Tag Archives: history

Signs & Symbols

Thursday was busy with site visits for me. I went to Peamount Healthcare in the morning to see what Jamie has been doing, and I visited St. John of God in the afternoon to check in with Jamieson. Both places provide services for individuals with intellectual and other disabilities. The students have been doing good work here while being immersed in the Irish culture (it hasn’t just been about pubs and tours!).

Reed stayed home with the kids while I was traveling around Dublin and its outskirts. Jackson now has the Irish cold, so that is a bummer. Hopefully he will be better quickly and it will avoid me completely!

Tony, our AIFS guide, and our students
Tony, our AIFS guide, and our students

In the evening, the students and Tony met up at our apartment, and they headed out (along with Reed) for some “trad,” or traditional Irish music. We presented Tony with some thank-you gifts, including a Concordia fleece jacket that is a bit too big for him (he wasn’t quite what we had pictured back home when we gathered our items!). He laughed about it and said now he looks like an American tourist. ūüôā

While out and about in Dublin, I took a few pictures of signs and symbols. The photos are tagged with captions, but I thought I’d go into a bit more detail since I don’t have much else to share today.

Official Dublin Flag
Official Dublin Flag

The flag of Dublin says “√Āth Cliath,” which is Irish for “fording point” on the River Liffey. The name “Dublin” originally was “Dubhlinn,” which means “black pool.” Where the Dublin Castle Garden is now located used to be a small lake for mooring ships. As the city grew in the early 1700s, the lake was covered over. I like the shades of blue on the flag, alongside the castle and ship (and imagining a lake beneath the city!).

The beautiful clock and “√Ārd-Oifig an Phuist” sign are on the O’Connell Street General Post Office (GPO). This massive building has an interesting history. During the Easter Rising of 1916, the GPO served as the headquarters of the uprising’s leaders (remember the likes of Patrick Pearse, and later Michael Collins?). The building was destroyed by fire in the course of the rebellion, and the facade is all that remains of the original building.
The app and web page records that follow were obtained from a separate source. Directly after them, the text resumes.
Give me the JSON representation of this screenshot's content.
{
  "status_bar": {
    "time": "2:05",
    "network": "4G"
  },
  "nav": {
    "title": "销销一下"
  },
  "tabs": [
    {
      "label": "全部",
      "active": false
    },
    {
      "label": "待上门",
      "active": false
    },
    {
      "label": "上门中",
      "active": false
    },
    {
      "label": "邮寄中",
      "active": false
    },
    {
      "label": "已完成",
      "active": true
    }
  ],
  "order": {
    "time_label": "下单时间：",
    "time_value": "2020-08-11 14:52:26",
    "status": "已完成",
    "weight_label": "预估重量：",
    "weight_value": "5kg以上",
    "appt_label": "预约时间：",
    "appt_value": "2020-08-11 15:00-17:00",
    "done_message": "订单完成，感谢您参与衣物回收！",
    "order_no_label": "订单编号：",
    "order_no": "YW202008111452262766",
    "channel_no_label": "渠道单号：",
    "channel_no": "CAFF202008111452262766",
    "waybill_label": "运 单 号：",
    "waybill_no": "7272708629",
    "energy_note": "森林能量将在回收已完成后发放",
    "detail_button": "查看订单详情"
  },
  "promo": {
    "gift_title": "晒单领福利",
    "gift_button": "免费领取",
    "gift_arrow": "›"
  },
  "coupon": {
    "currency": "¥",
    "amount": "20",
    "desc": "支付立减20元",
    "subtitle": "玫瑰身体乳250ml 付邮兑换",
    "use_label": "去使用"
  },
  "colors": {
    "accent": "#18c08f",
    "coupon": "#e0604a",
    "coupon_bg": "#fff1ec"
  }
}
GPO and The Spire of Dublin
GPO and The Spire of Dublin

There was a pillar (Nelson’s Pillar) in the center of O’Connell Street adjacent to the GPO. However, it was destroyed by the IRA in 1966. The shiny “Spire of Dublin” now stands in its place…it is nearly 400 feet tall! There also is a marvelous statue of Daniel O’Connell in front of the GPO. He was a political leader in the first half of the 19th century who campaigned for Catholic emancipation. Leaders such as Mahatma Ghandi and Martin Luther King are said to have gained inspiration from O’Connell and his leadership style.

On more of a pop culture note, I included signs related to Starbucks, soccer, and a sandwich. I had a few minutes while waiting for my first bus to get a coffee. I happily bypassed the Starbucks for the more local Costa Coffee. It was delicious and satisfying (and it’s good to know that Starbucks hasn’t taken over Dublin!). While waiting for my second bus, I enjoyed reading the upcoming soccer (football) schedule of the Premier League. Wouldn’t it be fun to be able to watch all of those matches? Finally, while waiting for my fourth bus, I enjoyed a sandwich: tuna and sweetcorn on oatmeal bread, handmade in Ireland. Who knew that combination of favors would be so delicious? (Sorry, it was a quick transfer to my third bus and I didn’t get any pictures!)

Just one more day in Dubhlinn, √Āth Cliath…

Exploring the sights, sounds, and tastes of Ireland

As I write this, our students are at their service placements for the first time. Can’t¬†wait to hear how their experience is! (More on that¬†tomorrow. )

Yesterday was a very fine day indeed! We met up and made our way through the Book of Kells exhibit in the Old Library at Trinity College. History within history within history.¬†The Book of Kells is an illuminated manuscript of the four gospels that “represents evidence of a scholarly and artistic culture of the highest achievement.” (Killeen, 2012) There’s more on it here. After that we were¬†led on a walking tour of Dublin by Sean Finnigan, a Dubliner of many years. On that tour we learned about¬†the history of the south side of Dublin, passing through Trinity College (where we heard some anecdotes about Oscar Wilde and Bram Stoker, as well as a few other former students at Trinity).

From there we walked through the city soaking in what we could about Irish history and culture. Perhaps the most interesting point of the tour came at its end (2.5 hours into it!) in the old House of Lords. It was there that Mr. Finnigan exlored the political and religious divisions here while invoking William of Orange and his father-in-law James the II,  the hoi palloi, the Protestant ascendancy,  and, eventually, Bill Clinton and the peace process in Northern Ireland. Certainly well worth our time.

We wrapped up our day at Oliver St. John Gogarty where Jamieson impressed us all with his ability to down copious amounts of food! All in all, a great day.